Most of the 40-plus vessels currently held are cargo or fishing ships but when they capture yachts, the pirates tend to take the hostages to shore as their main bargaining chip is the crew's freedom rather than the ship's value.
Few Americans have been taken hostage by pirates since attacks in the Gulf of Aden and Indian Ocean surged in 2007.
Abdi Yare said he had received few details on the identities of the S/V Quest's crew as it was still far out at sea, heading towards the Somali coast.
"But we have been told they are Americans.... This could be a big catch."
Were they targeted in retaliation? Pirate warns of 'regrettable consequences' as four U.S. citizens are hijacked off Somali coast

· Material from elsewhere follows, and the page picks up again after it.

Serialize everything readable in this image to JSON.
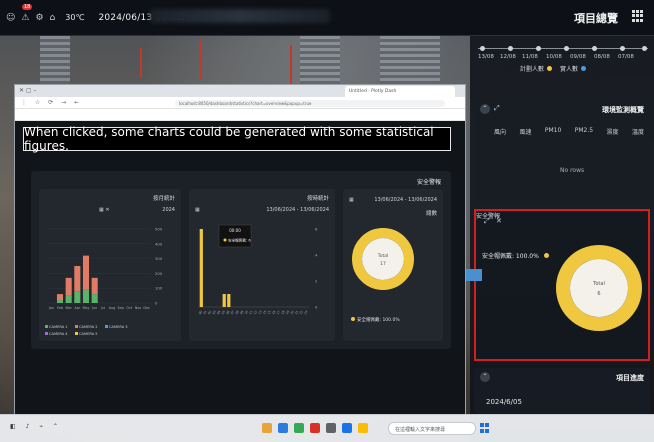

- U.S. military weighing response as four U.S. citizens vanish
- Attack comes just days after pirate is jailed for 33 years over 2009 hijacking of Maersk Alabama
- Scott and Jean Adams travelled the world handing out Bibles
Scott and Jean Adam were on their yacht the SV Quest with two other unidentified U.S. citizens when they were hijacked by pirates in the Indian Ocean off the Somali coast.
Omar Jamal, first secretary at the Somali mission, said the hijacking raised 'serious concern' as it followed the sentencing this week of a Somali pirate for the 2009 hijacking of the Maersk Alabama.
The pirate, who identified himself by the name Hassan, said Americans would suffer 'regrettable consequences'.
Pirates have recently tied hostages upside down and dragged them in the sea, locked them in freezers, beaten them and used plastic ties around their genitals, the commander of the European Union anti-piracy force, Major Gen. Buster Howes told AP this month.
The case of the Maersk Alabama case ended in a spectacular rescue when Navy sharpshooters killed two pirates holding the ship's captain, Richard Phillips.
Pirates have turned increasingly violent in their attacks, and naval officials say pirates have begun systematically torturing hostages and using them as human shields.
The Adams use the Del Rey Yacht Club in Marina Del Rey, Los Angeles, as their mailing address, but the pair have been sailing around the world since 2004.
The Los Angeles Times says that the pair distribute Bibles worldwide.
The Adams' abduction also echoes the kidnapping of Paul and Rachel Chandler, who were ultimately released without harm but suffered a year of captivity.
A U.S. military spokesman at Central Command in Florida said: 'We're aware of the situation and we
Matt Goshko, a spokesman at the U.S. Embassy in Nairobi, Kenya, which oversees Somalia, said preliminary reports indicate there are four U.S. citizens aboard the Quest.
'All relevant U.S. agencies are monitoring the situation, working to develop further information, assess options and possible responses,' Goshko said.
U.S. officials will likely try to prevent the Adams' yacht from reaching Somalia, where their options to rescue the Americans become more limited.
The Adams website documents the couple's trip around the world since December 2004, stating: 'This is planned to be an eight or ten year voyage.'
It describes Jean Adam is a retired dentist with 'an interest in the biological sciences and the natural world around us all (otherwise known as God's creation).'
The Adams travelled from El Salvador and Panama in 2005 to Fiji in 2007 and Singapore and Cambodia last year.
They most recently sailed from Thailand to Sri Lanka and India.
Their website said they were on their way to Oman when they were taken.
Djibouti - the tiny East African country directly north of Somalia - had been next on their list. A satellite tracking system the couple uses showed them docked in Mumbai, India on February 1.
Djibouti is a big refuelling stop. I have NO idea what will happen in these ports, but perhaps we'll do some local touring,' the couple's website says. The news comes on the same day that the European Union's anti-piracy task force said Somali pirates had apparently hijacked a separate vessel, the Alfardous, and its eight crew members in the Gulf of Aden. Daily Mail,